  7. ^ Noakes, T. D. (2000). "Physiological models to understand exercise fatigue and the adaptations that predict or enhance athletic performance". Scandinavian Journal of Medicine & Science in Sports. 10 (3): 123–145. doi:10.1034/j.1600-0838.2000.010003123.x. PMID 10843507. S2CID 23103331.
  8. ^ St Clair Gibson, A.; Lambert, M. L.; Noakes, T. D. (2001). "Neural control of force output during maximal and submaximal exercise". Sports Medicine. 31 (9): 637–650. doi:10.2165/00007256-200131090-00001. PMID 11508520. S2CID 1111940.
  9. ^ St Clair Gibson, A.; Lambert, M. L.; Noakes, T. D. (2001). "Neural control of force output during maximal and submaximal exercise". Sports Medicine. 31 (9): 637–650. doi:10.2165/00007256-200131090-00001. PMID 11508520. S2CID 1111940. pp 121-122.
  10. ^ St Clair Gibson, A.; Lambert, M. L.; Noakes, T. D. (2001). "Neural control of force output during maximal and submaximal exercise". Sports Medicine. 31 (9): 637–650. doi:10.2165/00007256-200131090-00001. PMID 11508520. S2CID 1111940. page 121
  11. ^ Clark, V.R.; Hopkins, W.G.; Hawley, J.A.; Burke, L.M. (2000). "Placebo effect of carbohydrate feeding during a 40-km cycling time trial". Med. Sci. Sports Exerc. 32 (9): 1642–1647. doi:10.1097/00005768-200009000-00019. PMID 10994918.
  12. ^ Foad, A.J.; Beedie, C.J.; Coleman, D.A. (2008). "Pharmacological and psychological effects of caffeine ingestion in 40-km cycling performance". Med. Sci. Sports Exerc. 40 (1): 158–165. doi:10.1249/mss.0b013e3181593e02. PMID 18091009.
  13. ^ Beedie, C.J.; Coleman, D.A.; Foad, A.J. (2007). "Positive and negative placebo effects resulting from the deceptive administration of an ergogenic aid". International Journal of Sport Nutrition and Exercise Metabolism. 17 (3): 259–269. doi:10.1123/ijsnem.17.3.259. PMID 17693687.

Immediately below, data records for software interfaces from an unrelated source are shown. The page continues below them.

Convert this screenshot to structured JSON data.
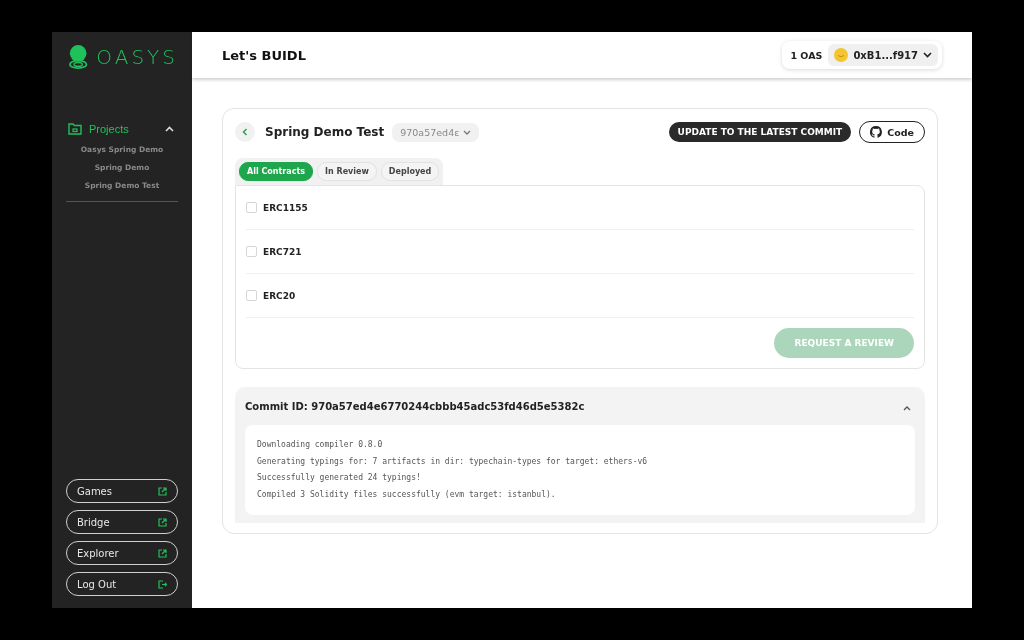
{
  "sidebar": {
    "logo": "OASYS",
    "section": {
      "label": "Projects",
      "expanded": true,
      "items": [
        "Oasys Spring Demo",
        "Spring Demo",
        "Spring Demo Test"
      ]
    },
    "links": [
      {
        "label": "Games",
        "kind": "external"
      },
      {
        "label": "Bridge",
        "kind": "external"
      },
      {
        "label": "Explorer",
        "kind": "external"
      },
      {
        "label": "Log Out",
        "kind": "logout"
      }
    ]
  },
  "header": {
    "title": "Let's BUIDL",
    "balance": "1 OAS",
    "account": "0xB1...f917"
  },
  "project": {
    "name": "Spring Demo Test",
    "commit_select": "970a57ed4ε",
    "update_button": "UPDATE TO THE LATEST COMMIT",
    "code_button": "Code",
    "tabs": [
      {
        "label": "All Contracts",
        "selected": true
      },
      {
        "label": "In Review",
        "selected": false
      },
      {
        "label": "Deployed",
        "selected": false
      }
    ],
    "contracts": [
      {
        "name": "ERC1155",
        "checked": false
      },
      {
        "name": "ERC721",
        "checked": false
      },
      {
        "name": "ERC20",
        "checked": false
      }
    ],
    "review_button": {
      "label": "REQUEST A REVIEW",
      "disabled": true
    }
  },
  "commit": {
    "title": "Commit ID: 970a57ed4e6770244cbbb45adc53fd46d5e5382c",
    "expanded": true,
    "log": [
      "Downloading compiler 0.8.0",
      "Generating typings for: 7 artifacts in dir: typechain-types for target: ethers-v6",
      "Successfully generated 24 typings!",
      "Compiled 3 Solidity files successfully (evm target: istanbul)."
    ]
  }
}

  14. ^ Pollo, A; Carlino, E; Benedetti, F (2008). "The top-down influence of ergogenic placebos on muscle work and fatigue". Eur J Neurosci. 28 (2): 379–88. doi:10.1111/j.1460-9568.2008.06344.x. PMID 18702709. S2CID 205513488.
  15. ^ Benedetti, F.; Pollo, A.; Colloca, L. (2007). "Opioid-mediated placebo responses boost pain endurance and physical performance – is it doping in sport competitions?". J. Neurosci. 27 (44): 11934–11939. doi:10.1523/jneurosci.3330-07.2007. PMC 6673345. PMID 17978033.
  16. ^ Esteve-Lanao, J.; Lucia, A.; Dekoning, J. J.; Foster, C. (2008). Earnest, Conrad P (ed.). "How Do Humans Control Physiological Strain during Strenuous Endurance Exercise?". PLOS ONE. 3 (8): e2943. Bibcode:2008PLoSO...3.2943E. doi:10.1371/journal.pone.0002943. PMC 2491903. PMID 18698405.
  17. ^ Weir, J. P.; Beck, T. W.; Cramer, J. T.; Housh, T. J. (2006). "Is fatigue all in your head? A critical review of the central governor model * Commentary". British Journal of Sports Medicine. 40 (7): 573–586, discussion 586. doi:10.1136/bjsm.2005.023028. PMC 2564297. PMID 16799110.
  18. ^ Marcora, S. M. (2008). "Do we really need a central governor to explain brain regulation of exercise performance?". European Journal of Applied Physiology. 104 (5): 929–931, author 931 933–931. doi:10.1007/s00421-008-0818-3. PMID 18618133. S2CID 2376209.
  19. ^ Noakes, T. D.; Tucker, R. (2008). "Do we really need a central governor to explain brain regulation of exercise performance? A response to the letter of Dr. Marcora". European Journal of Applied Physiology. 104 (5): 933–935. doi:10.1007/s00421-008-0842-3. S2CID 42676452.
  20. ^ Dalsgaard, M. K. (2005). "Fuelling cerebral activity in exercising man". Journal of Cerebral Blood Flow & Metabolism. 26 (6): 731–750. doi:10.1038/sj.jcbfm.9600256. PMID 16395281. S2CID 24976326.
  21. ^ Dalsgaard, M. K.; Secher, N. H. (2007). "The brain at work: A cerebral metabolic manifestation of central fatigue?". Journal of Neuroscience Research. 85 (15): 3334–3339. doi:10.1002/jnr.21274. PMID 17394258. S2CID 23623274.